Rep. Will Bond, D-Jacksonville says giving taxpayers a rebate check with the state’s $402.7 million surplus isn’t going to help the state’s residents as much as tax reform would.
“I think it would be smarter to have tax reform to reduce tax burden not just have a one time check ranging $30 to a couple of hundred dollars,” Bond told The Leader.
Arkansas ended the previous fiscal year June 30 with a $402.7 million surplus, the largest in the state’s history. Revenue officials have projected a $234.5 million surplus for the end of this fiscal year. That, plus surplus money left over from state budgets, would give Arkansas a projected surplus of roughly $721 million.
“There’s different type of reforms to look at such as elimination of grocery tax to reduce the burden on citizens,” Bond said.
Above all, Bond doesn’t want to see taxes go up. “My number one goal for the rest of my career as a legislator is to not raise taxes,” Bond said.
Bond agrees with putting some of the money aside into a rainy day fund for the state as well as funding building improvements for the state’s ailing and aging schools.
Since learning of the state’s surplus earlier this year. Gov. Mike Huckabee has been pushing for a tax refund for residents. “We’ve got to move very, very cautiously,” said state Sen. Bobby Glover, D-Carlisle. “I think we need to leave it up to the next governor and legislature.”
Glover said that he was not in favor of a rebate.” Once we give it back or do anything with it, it’ll be gone. We need to act appropriately so we don’t have to raise taxes in the future.” The senator added he was not going to vote for any type of a tax increase in the foreseeable future.
Glover said that if the surplus continues to grow, he would like to see the state phase out the tax on groceries. “That’s better than a rebate,” he said. “Any rebate amount we give back would be small per individual, but would cost the state a large sum.”
Glover said some of the surplus needs to be put into a rainy day fund, and he expects some will have to be used to fill the funding requirements for education and prison reforms and needs. “We also have to fill in what the federal government has pulled out of its Medicare funding.”
District 15 Rep. Lenville Evans, D-Lonoke, says he’s undecided and will probably stay that way until after state budget meetings in September and October. “We really won’t know how much of a surplus we truly have until we get the education and Medicare issues settled,” Evans said.
He added that every state department would now be asking for more money.
And to prove his point, Arkansas colleges and schools recently asked for an additional $239 million for their budget and another $318 million in capitol improvement projects. “Wanting is one thing, getting is another,” Evans said.
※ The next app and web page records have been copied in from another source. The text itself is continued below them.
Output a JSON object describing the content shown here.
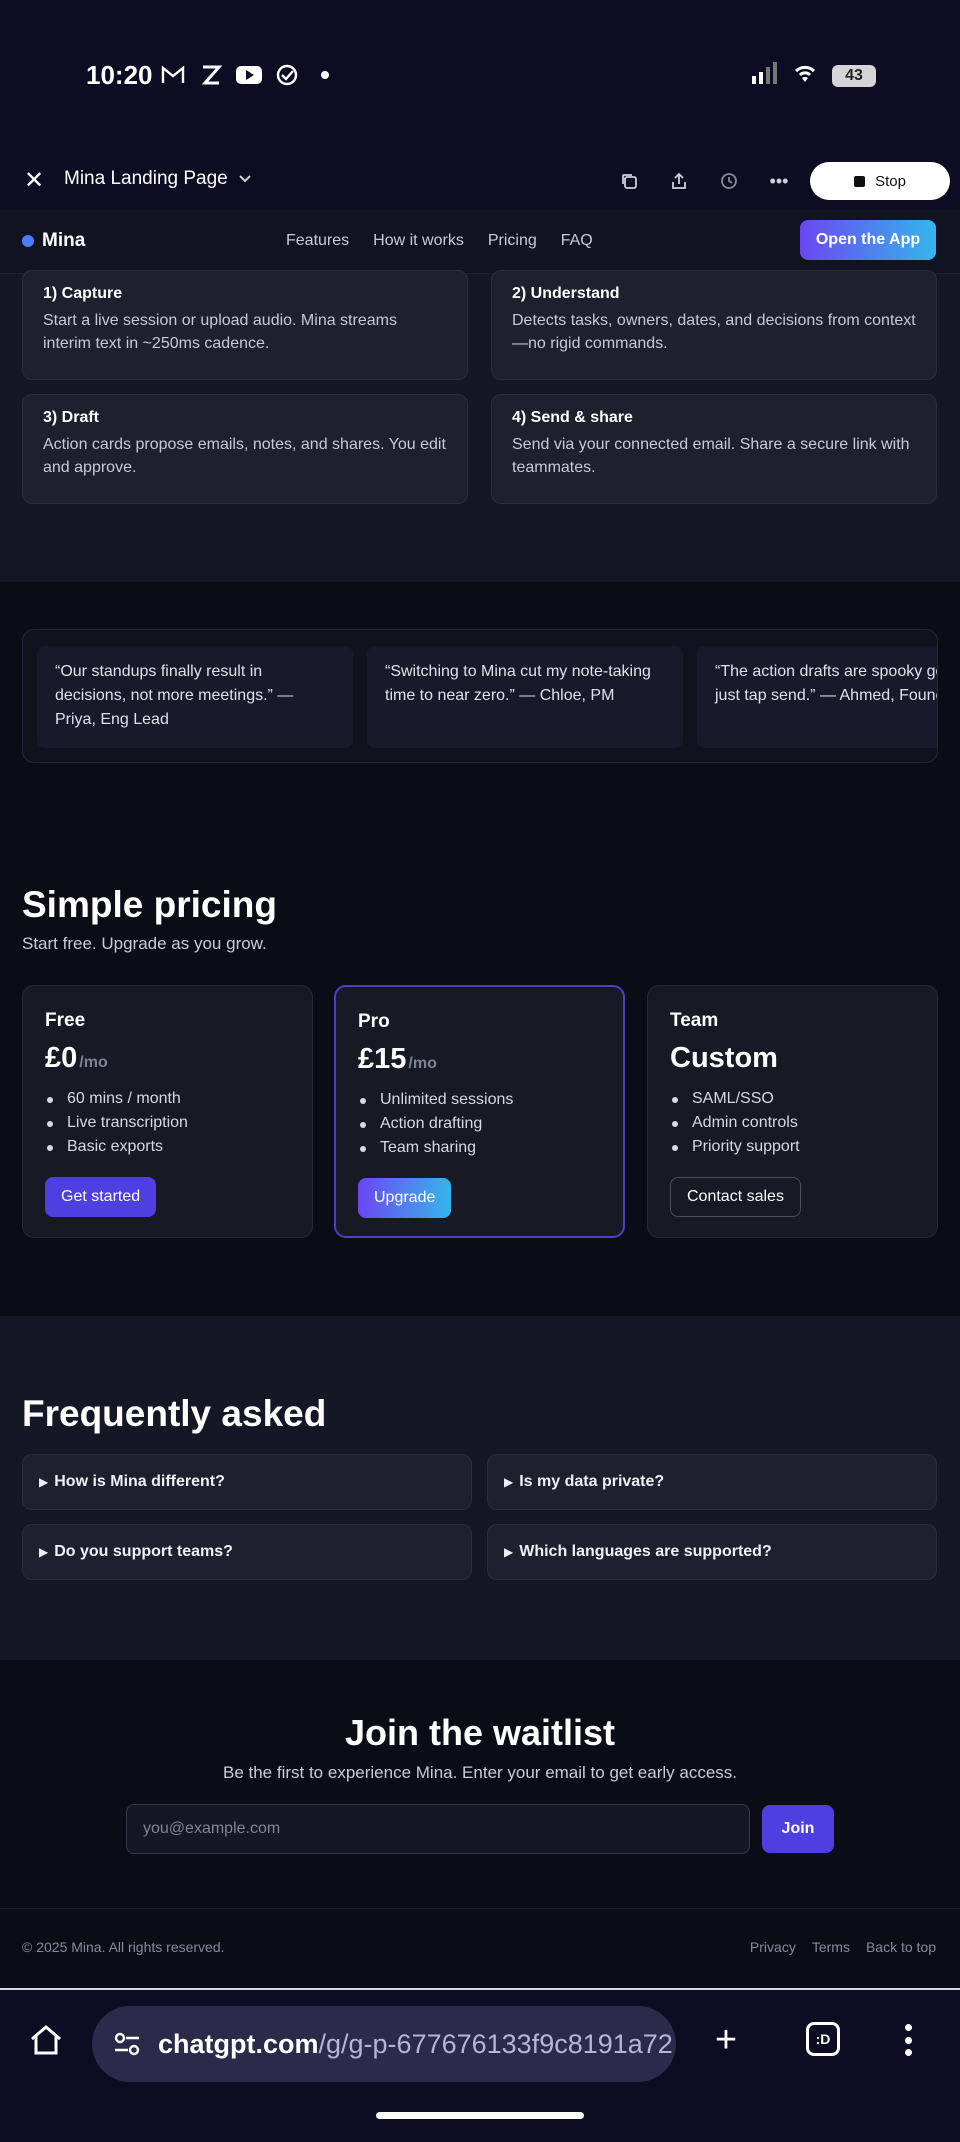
{
  "status_bar": {
    "time": "10:20",
    "battery": "43"
  },
  "canvas_bar": {
    "title": "Mina Landing Page",
    "stop_label": "Stop"
  },
  "nav": {
    "brand": "Mina",
    "links": [
      "Features",
      "How it works",
      "Pricing",
      "FAQ"
    ],
    "cta": "Open the App"
  },
  "steps": [
    {
      "title": "1) Capture",
      "body": "Start a live session or upload audio. Mina streams interim text in ~250ms cadence."
    },
    {
      "title": "2) Understand",
      "body": "Detects tasks, owners, dates, and decisions from context—no rigid commands."
    },
    {
      "title": "3) Draft",
      "body": "Action cards propose emails, notes, and shares. You edit and approve."
    },
    {
      "title": "4) Send & share",
      "body": "Send via your connected email. Share a secure link with teammates."
    }
  ],
  "testimonials": [
    "“Our standups finally result in decisions, not more meetings.” — Priya, Eng Lead",
    "“Switching to Mina cut my note-taking time to near zero.” — Chloe, PM",
    "“The action drafts are spooky good — I just tap send.” — Ahmed, Founder"
  ],
  "pricing": {
    "title": "Simple pricing",
    "subtitle": "Start free. Upgrade as you grow.",
    "plans": [
      {
        "name": "Free",
        "price": "£0",
        "per": "/mo",
        "features": [
          "60 mins / month",
          "Live transcription",
          "Basic exports"
        ],
        "cta": "Get started"
      },
      {
        "name": "Pro",
        "price": "£15",
        "per": "/mo",
        "features": [
          "Unlimited sessions",
          "Action drafting",
          "Team sharing"
        ],
        "cta": "Upgrade"
      },
      {
        "name": "Team",
        "price": "Custom",
        "per": "",
        "features": [
          "SAML/SSO",
          "Admin controls",
          "Priority support"
        ],
        "cta": "Contact sales"
      }
    ]
  },
  "faq": {
    "title": "Frequently asked",
    "items": [
      "How is Mina different?",
      "Is my data private?",
      "Do you support teams?",
      "Which languages are supported?"
    ]
  },
  "waitlist": {
    "title": "Join the waitlist",
    "subtitle": "Be the first to experience Mina. Enter your email to get early access.",
    "placeholder": "you@example.com",
    "button": "Join"
  },
  "footer": {
    "copyright": "© 2025 Mina. All rights reserved.",
    "links": [
      "Privacy",
      "Terms",
      "Back to top"
    ]
  },
  "browser": {
    "url_domain": "chatgpt.com",
    "url_path": "/g/g-p-677676133f9c8191a72",
    "tabs_label": ":D"
  }
}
District 43 Rep. Jeff Wood, D-Sherwood, said he agrees with most of the other legislators about holding on to some of the surplus.
“Consensus is that we need a rainy day fund,” Wood said. He recalled a special session a few years ago where the legislature had to come up with about $120 million or cut state services. “It was not fun to be in that position,” Wood said, “and I don’t won’t us to go through that again in the future.”
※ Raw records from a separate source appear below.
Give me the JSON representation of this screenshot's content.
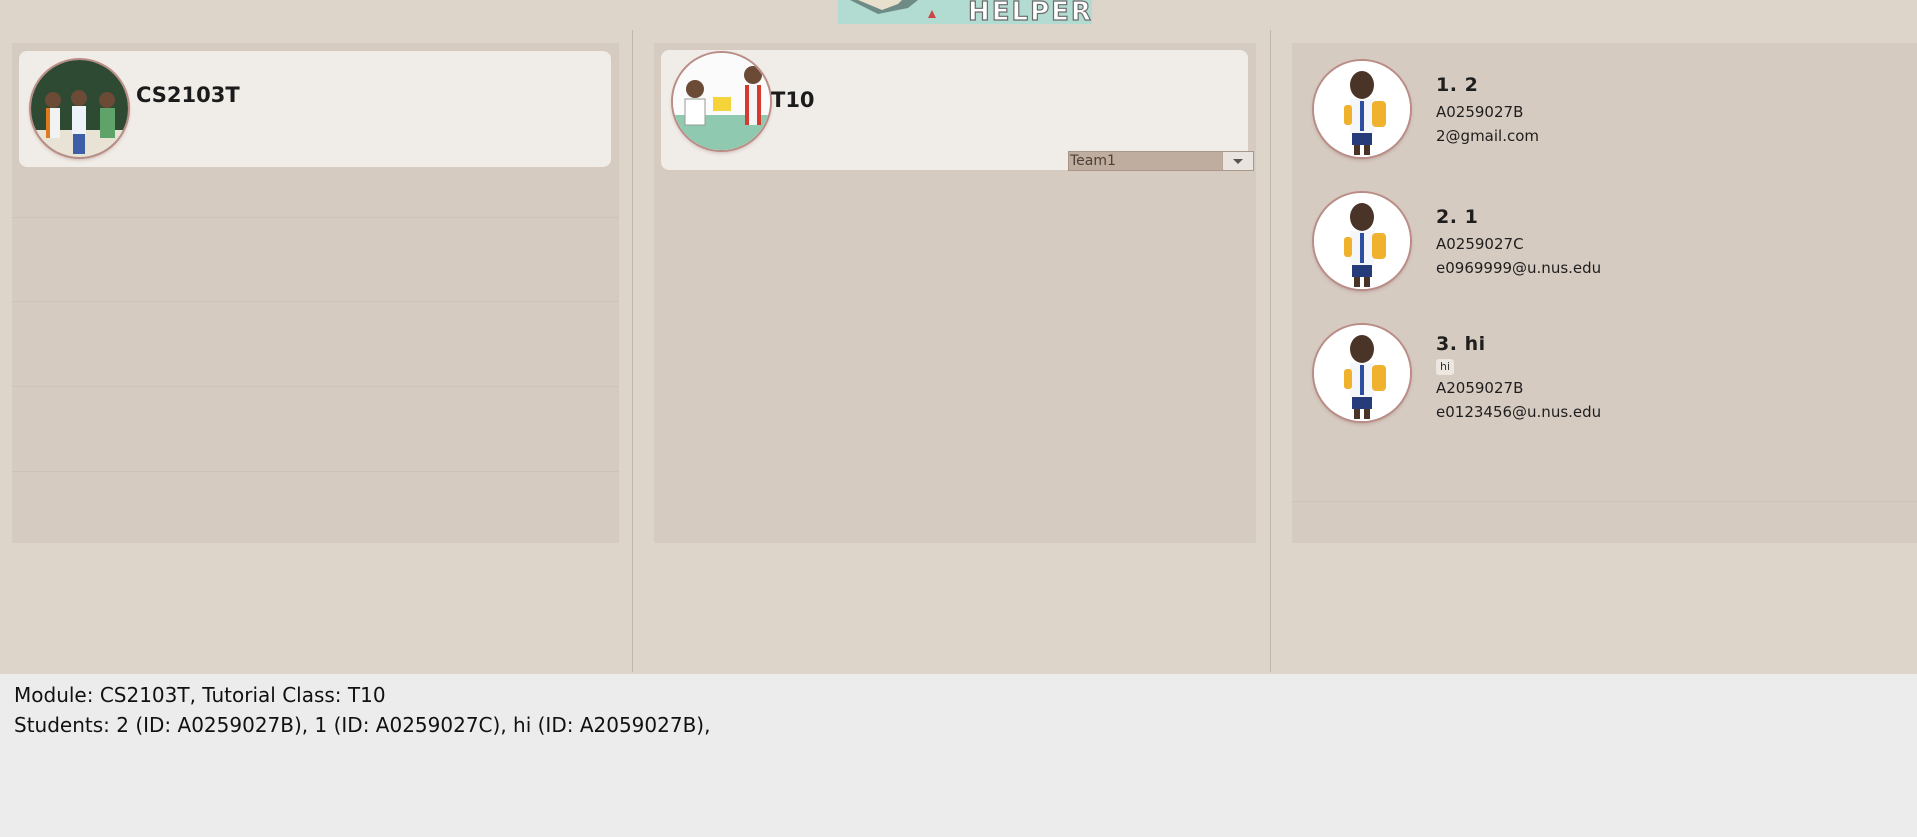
{
  "app": {
    "logo_text": "HELPER"
  },
  "modules": {
    "items": [
      {
        "code": "CS2103T"
      }
    ]
  },
  "classes": {
    "items": [
      {
        "name": "T10",
        "team_selected": "Team1"
      }
    ]
  },
  "students": {
    "items": [
      {
        "index": "1.",
        "name": "2",
        "id": "A0259027B",
        "email": "2@gmail.com",
        "tags": []
      },
      {
        "index": "2.",
        "name": "1",
        "id": "A0259027C",
        "email": "e0969999@u.nus.edu",
        "tags": []
      },
      {
        "index": "3.",
        "name": "hi",
        "id": "A2059027B",
        "email": "e0123456@u.nus.edu",
        "tags": [
          "hi"
        ]
      }
    ]
  },
  "result": {
    "line1": "Module: CS2103T, Tutorial Class: T10",
    "line2": "Students: 2 (ID: A0259027B), 1 (ID: A0259027C), hi (ID: A2059027B),"
  },
  "colors": {
    "background": "#ddd4ca",
    "panel": "#d6cbc1",
    "card": "#f0ece7",
    "result_box": "#ececec",
    "avatar_ring": "#b98d86"
  }
}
Wood said there would need to be very specific regulations governing the rainy day fund. “After establish that fund, I’d like to see us put more into education, then I’d take a wait and see position on remaining funds,” Wood said.
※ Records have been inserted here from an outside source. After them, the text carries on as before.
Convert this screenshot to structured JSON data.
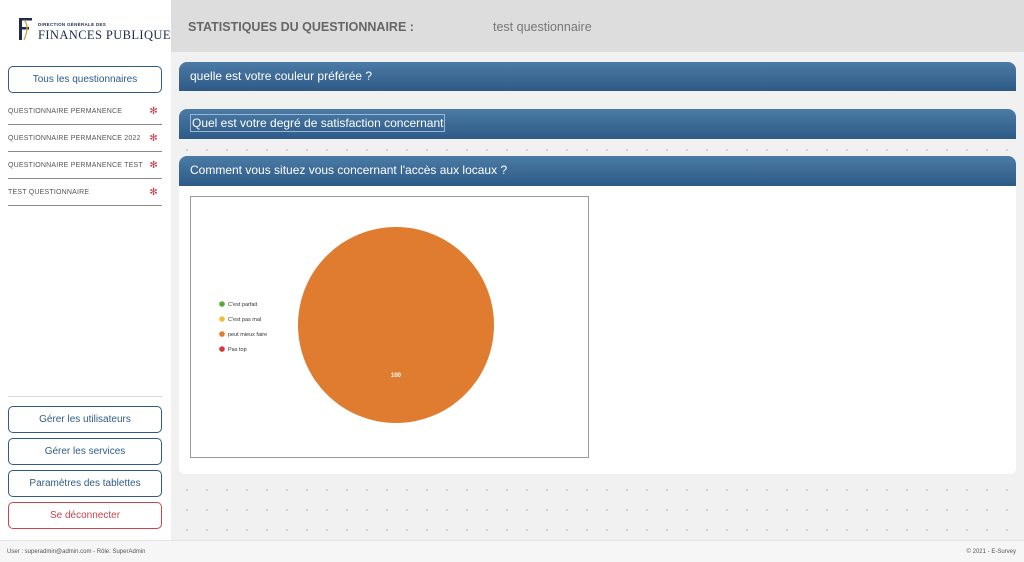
{
  "sidebar": {
    "logo": {
      "small": "DIRECTION GÉNÉRALE DES",
      "big": "FINANCES PUBLIQUES"
    },
    "all_questionnaires_label": "Tous les questionnaires",
    "questionnaires": [
      {
        "label": "QUESTIONNAIRE PERMANENCE",
        "icon": "gear-icon"
      },
      {
        "label": "QUESTIONNAIRE PERMANENCE 2022",
        "icon": "gear-icon"
      },
      {
        "label": "QUESTIONNAIRE PERMANENCE TEST",
        "icon": "gear-icon"
      },
      {
        "label": "TEST QUESTIONNAIRE",
        "icon": "gear-icon"
      }
    ],
    "manage_users_label": "Gérer les utilisateurs",
    "manage_services_label": "Gérer les services",
    "tablet_settings_label": "Paramètres des tablettes",
    "logout_label": "Se déconnecter"
  },
  "header": {
    "title": "STATISTIQUES DU QUESTIONNAIRE :",
    "questionnaire_name": "test questionnaire"
  },
  "questions": [
    {
      "label": "quelle est votre couleur préférée ?"
    },
    {
      "label": "Quel est votre degré de satisfaction concernant"
    },
    {
      "label": "Comment vous situez vous concernant l'accès aux locaux ?"
    }
  ],
  "chart_data": {
    "type": "pie",
    "categories": [
      "C'est parfait",
      "C'est pas mal",
      "peut mieux faire",
      "Pas top"
    ],
    "values": [
      0,
      0,
      100,
      0
    ],
    "colors": [
      "#5aa838",
      "#ecc137",
      "#e07c2f",
      "#d43a2f"
    ],
    "data_labels": [
      "",
      "",
      "100",
      ""
    ],
    "legend_position": "left"
  },
  "footer": {
    "user_info": "User : superadmin@admin.com - Rôle: SuperAdmin",
    "copyright": "© 2021 - E-Survey"
  },
  "colors": {
    "primary": "#2f5b85",
    "danger": "#c9444d",
    "header_bg": "#dddddd"
  }
}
District 14 Rep. Benny Petrus, D-Stuttgart, the incoming House Speaker, recently told Lonoke leaders that the legislature would take a slow, studious and sensible approach to the surplus.